Yet Jesus says to them, ‘you do not belong to my flock.’ We don’t get a ticket from heaven by being born into a particular community. We don’t qualify just because we might have the right religious jargon either. “Not everyone who calls me Lord, Lord, shall enter the Kingdom of heaven - but those who do the will of my heavenly Father.’ We become Christ’s sheep by our response to his love. And that’s not something you can define or legislate for. It’s not for us to judge who does and who doesn’t hear the voice of the Good Shepherd. One thing is sure - there will be at least as many of them outside the church as inside.

The fault of the enemies of Jesus is that they – we – cry out for strong leaders. For certainty. We need to know where we stand and have our slogans and labels ready to protect us and keep our enemies at bay. Except of course that they don’t. All they do is entrench bitterness and hostility, and push God away at the same time as repelling so-called enemies.

The Shepherd-king was different. He used his strength and his power to defend the weak and the poor. The Good Shepherd doesn’t rule an undifferentiated mob, hordes without a name: he rules a community of human beings, of persons whom he knows by name. ‘Do not be afraid’ says the Lord, ‘for I have redeemed you; I have called you by your name, you are mine.’ Unlike the tyrant, who comes to dominate, to control; or the thief, who ‘comes only to steal and kill and destroy’, the Good Shepherd comes to lead them out of captivity into new pastures. ‘I have come,’ he says, ‘ so that they may have life and have it to the full.’

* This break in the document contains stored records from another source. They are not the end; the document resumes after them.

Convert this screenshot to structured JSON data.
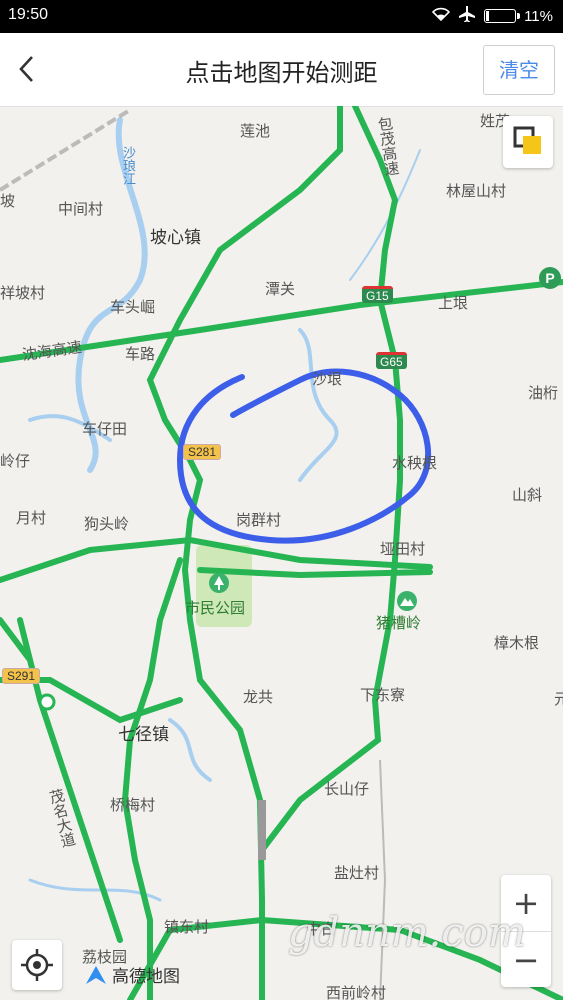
{
  "status_bar": {
    "time": "19:50",
    "battery": "11%",
    "battery_level": 0.11
  },
  "header": {
    "title": "点击地图开始测距",
    "clear_label": "清空"
  },
  "map": {
    "places": [
      "莲池",
      "包茂高速",
      "姓茂",
      "中间村",
      "林屋山村",
      "坡心镇",
      "坡",
      "沙琅江",
      "祥坡村",
      "潭关",
      "上垠",
      "车头崛",
      "沈海高速",
      "车路",
      "沙垠",
      "油桁",
      "车仔田",
      "水秧根",
      "岭仔",
      "月村",
      "狗头岭",
      "岗群村",
      "山斜",
      "垭田村",
      "市民公园",
      "猪槽岭",
      "樟木根",
      "龙共",
      "下东寮",
      "七径镇",
      "长山仔",
      "桥梅村",
      "茂名大道",
      "盐灶村",
      "镇东村",
      "荔枝园",
      "西前岭村",
      "中白",
      "元"
    ],
    "shields": [
      "G15",
      "G65",
      "S281",
      "S291"
    ]
  },
  "controls": {
    "zoom_in": "+",
    "zoom_out": "−"
  },
  "logo": "高德地图",
  "watermark": "gdnnm.com"
}
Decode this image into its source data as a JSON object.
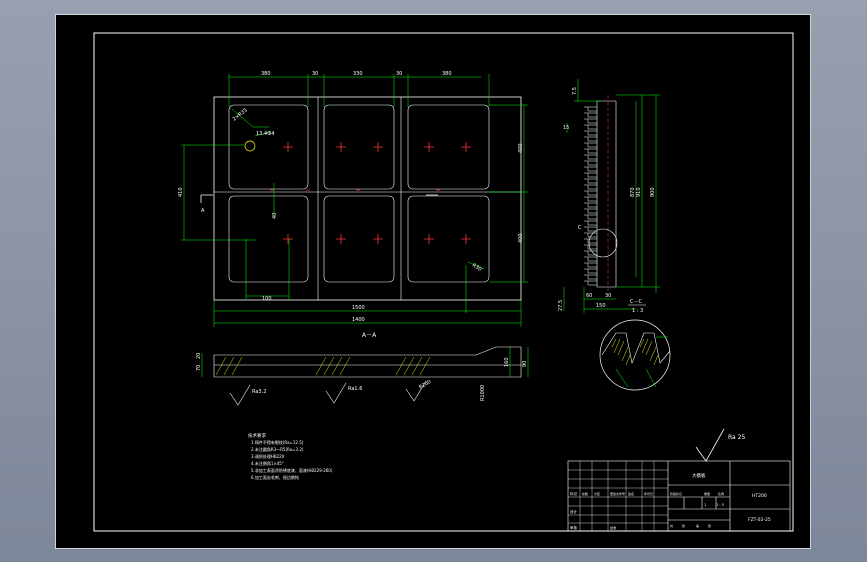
{
  "drawing": {
    "colors": {
      "background": "#000000",
      "viewport": "#8d95a6",
      "outline": "#ffffff",
      "dimension": "#00ff00",
      "center": "#ff3333",
      "hatch": "#ffff00",
      "text": "#ffffff"
    },
    "plan_view": {
      "top_dims": [
        "380",
        "30",
        "330",
        "30",
        "380"
      ],
      "left_dim": "410",
      "right_dims": [
        "400",
        "400"
      ],
      "bottom_dims": [
        "100",
        "1500",
        "1400"
      ],
      "hole_callout": "13.4Ф4",
      "radius_callout": "2×R35",
      "inner_dim": "40",
      "corner_callout": "R30",
      "section_marker": "A",
      "section_title": "A－A"
    },
    "side_view": {
      "top_dim": "7.5",
      "left_dims": [
        "15",
        "27.5"
      ],
      "right_dims": [
        "870",
        "910",
        "900"
      ],
      "bottom_dims": [
        "60",
        "30",
        "150"
      ],
      "detail_marker": "C"
    },
    "section_view": {
      "left_dims": [
        "70",
        "20"
      ],
      "right_dims": [
        "160",
        "90"
      ],
      "rough_labels": [
        "Ra3.2",
        "Ra1.6",
        "R200",
        "R1000"
      ]
    },
    "detail_view": {
      "title": "C－C",
      "scale": "1 : 3"
    },
    "notes": {
      "heading": "技术要求",
      "lines": [
        "1.铸件不得有裂纹(Ra=12.5)",
        "2.未注圆角R3～R5(Ra=3.2)",
        "3.调质处理HB220",
        "4.未注倒角1×45°",
        "5.非加工表面涂防锈底漆、面漆(HB229-260)",
        "6.加工面去毛刺、锐边倒钝"
      ]
    },
    "roughness": {
      "label": "Ra 25",
      "note": "(√)"
    },
    "title_block": {
      "part_name": "大模板",
      "material": "HT200",
      "drawing_no": "FZT-02-25",
      "row_labels": [
        "标记",
        "设计",
        "审核"
      ],
      "cells": [
        "处数",
        "分区",
        "更改文件号",
        "签名",
        "年月日",
        "阶段标记",
        "重量",
        "比例",
        "共",
        "张",
        "第",
        "张",
        "批准"
      ],
      "scale_values": [
        "1",
        "1 : 5"
      ]
    }
  }
}
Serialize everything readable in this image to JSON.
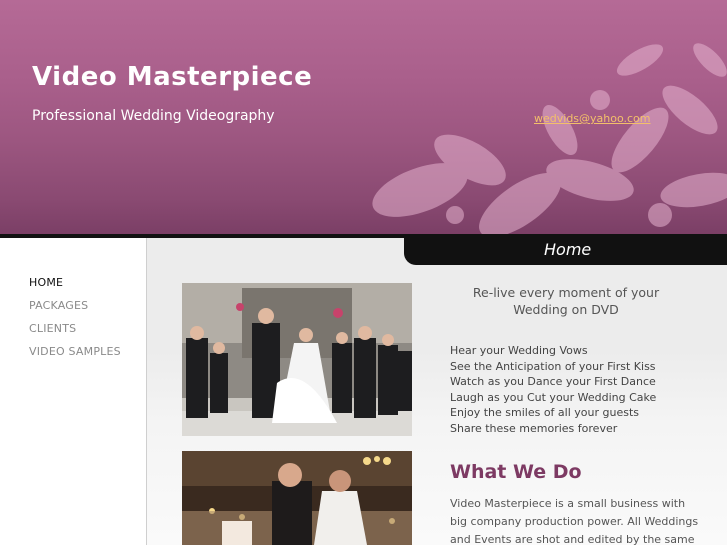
{
  "header": {
    "title": "Video Masterpiece",
    "subtitle": "Professional Wedding Videography",
    "email": "wedvids@yahoo.com"
  },
  "nav": {
    "items": [
      {
        "label": "HOME",
        "active": true
      },
      {
        "label": "PACKAGES",
        "active": false
      },
      {
        "label": "CLIENTS",
        "active": false
      },
      {
        "label": "VIDEO SAMPLES",
        "active": false
      }
    ]
  },
  "main": {
    "tab_label": "Home",
    "tagline": "Re-live every moment of your Wedding on DVD",
    "features": [
      "Hear your Wedding Vows",
      "See the Anticipation of your First Kiss",
      "Watch as you Dance your First Dance",
      "Laugh as you Cut your Wedding Cake",
      "Enjoy the smiles of all your guests",
      "Share these memories forever"
    ],
    "section_title": "What We Do",
    "section_body": "Video Masterpiece is a small business with big company production power. All Weddings and Events are shot and edited by the same"
  },
  "colors": {
    "header": "#a95f8b",
    "accent_title": "#7d3a63",
    "email_link": "#f3c06a"
  }
}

And that should be the model for authority whether in church or state. We need leaders who will listen. Who will use their power to enable people to grow and develop fullness of life. Not condemn them to be economic units or prisoners of market forces or victims of ethnic cleansing. We need bishops and pastors who listen to what God is saying through his people; who seek to lead people into life and to the water-springs where they are content, not into a prison of legalism and rigid fundamentalism.

The Good Shepherd knows his sheep, he knows us better than we know ourselves. That’s why he isn’t a cuddly sentimentalist who pretends we don’t need guidance. He leads us and encourages us and gently stimulates us into growth. And he’s calling us all to be shepherds too, each in our own way with the people he gives us to care for. We need to pray for one another in this task. But pray too for our bishops, and for those of us who by our ordination or training share this task in a special way. We need the grace to listen, to encourage, to love and to guide.

That’s the model of authority that Christ the Good Shepherd puts before us. It’s one that the world sorely needs. Let the Good Shepherd lead us to ‘springs of living water’ and to the fullness of his resurrection kingdom.